Dubbed “the go-to decorator for Manhattan’s well-heeled millennial set” by the New York Post,
Sasha Bikoff has made a name for herself with her unapologetically maximal, imaginatively bold
interiors. Her viral kaleidoscopic staircase design for the 2018 Kips Bay Decorator Showhouse
earned her work descriptors like “eye-popping” and “psychedelic” and heralded the designer as
an “Instagram sensation.”
But while it may seem all fun and games, Sasha’s exuberant style is informed by a depth of
knowledge on–and insatiable curiosity for–design history. For the Instagrammable color pop
bathrooms of an upscale exercise studio, for example, she looked to Jean-Pierre Raynaud’s
Maison de La Celle-Saint-Cloud, remixing his idea with an of-the-moment color palette.
Much of Sasha’s work is this kind of referential mashup: She nods to Memphis in the same
space as French 18th-century, pairs Rococco with Space Age Modernism, and brings an Italian
Futurist spin to 1980s chintz-mania.
Sasha’s voracious visual appetite is fueled by her extensive travel: Her spaces bear influence
from Milan to Marrakech, Paris to Palm Beach, and always, of course, her beloved hometown of
New York City. Sasha was trained in Fine Art and Art History at George Washington University
and the American University in Paris, then cut her teeth working at the prestigious Gagosian
Gallery before founding her eponymous firm. Her first decorating job was in New York’s storied
Dakota, an apt debut for a native New Yorker with an eye for history.
Sasha is as deft with residential interiors as with commissions of all shapes; in addition to
homes, she’s outfitted museums, restaurants, bars, and retail stores including cult candle brand
Otherland, trendsetting jeweler Alison Lou, and DTC darling Away. She has also produced
collaborations with the likes of Vervain, Versace, Fabricut, Rug Art, New Ravenna, and Currey &

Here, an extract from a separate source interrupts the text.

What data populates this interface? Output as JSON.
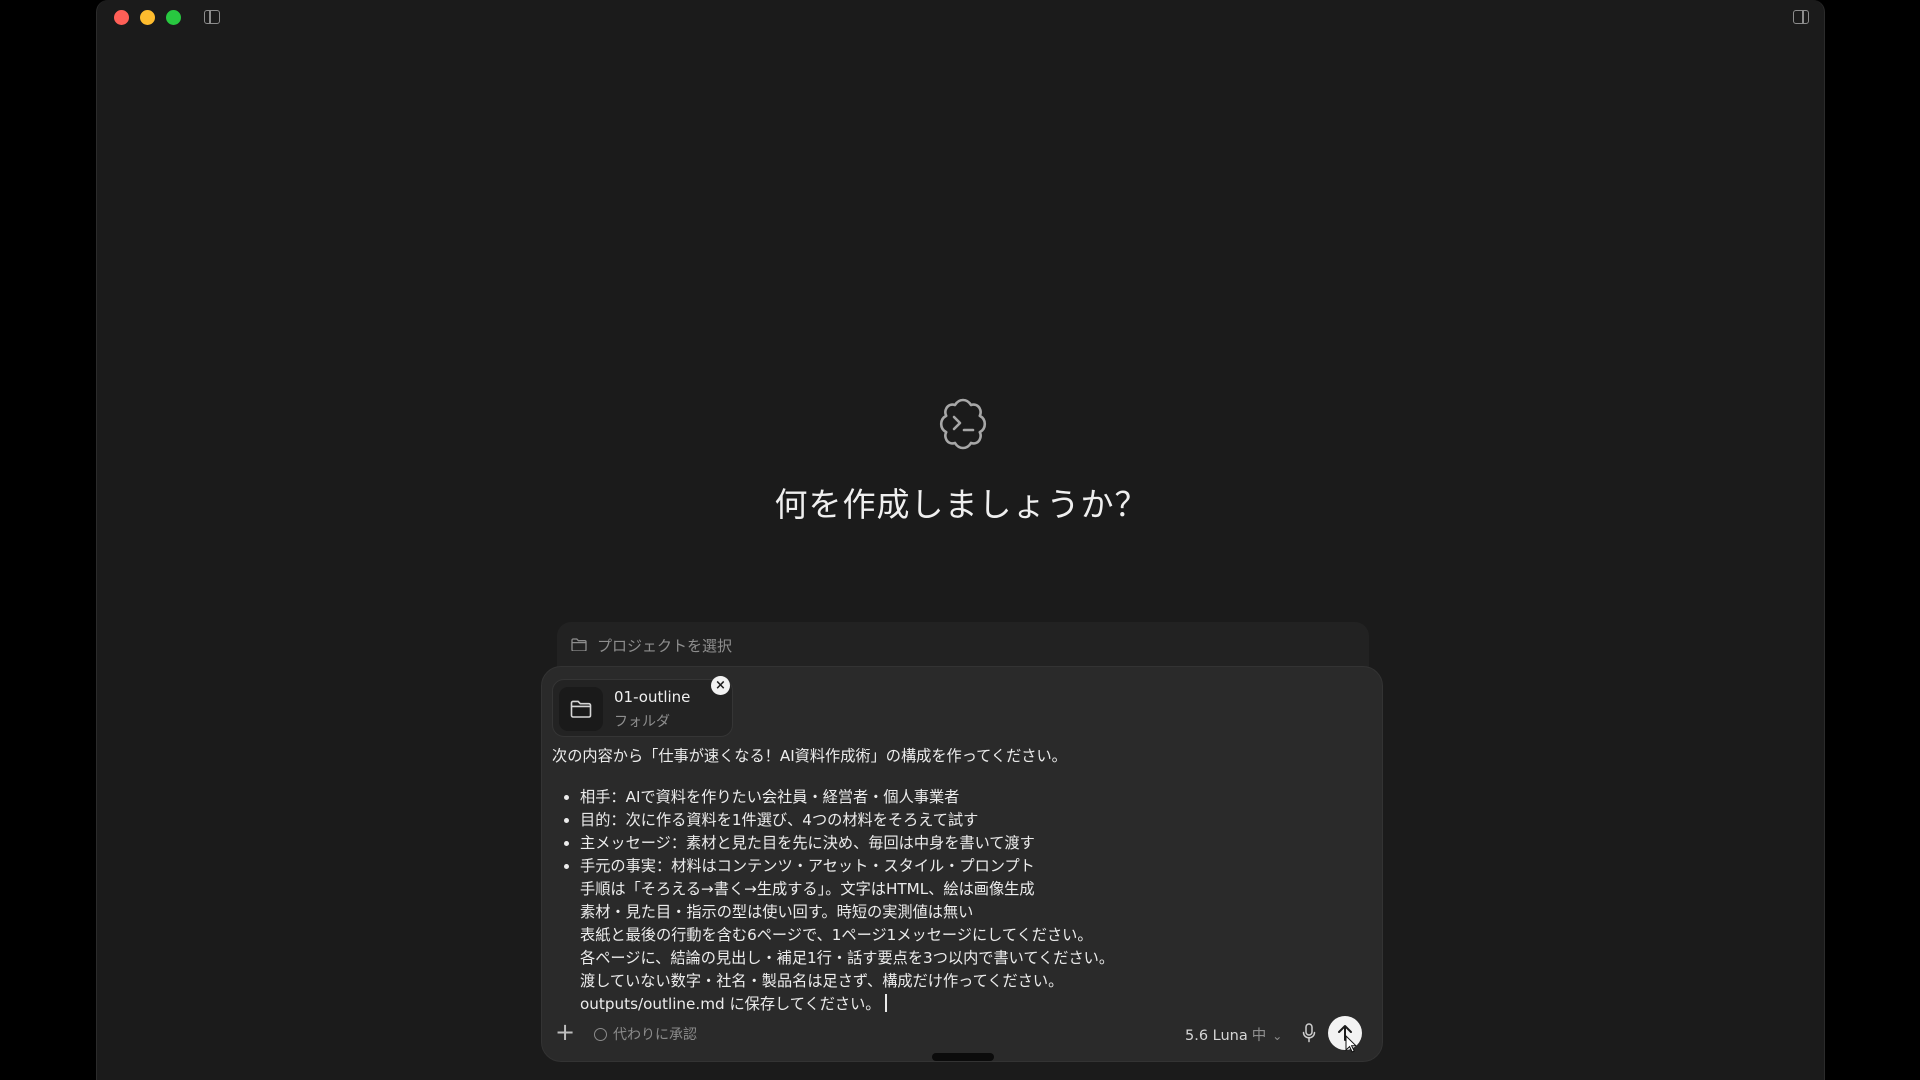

Company, to name a few. Her work has made a splash at Salone del Mobile and Art Basel in
addition to the illustrious Kips Bay Decorator Show House. Sasha splits her time between
Manhattan and a–surprisingly subdued–modern farmhouse in the Hamptons.
Written by Hadley Keller, longtime design writer and editor.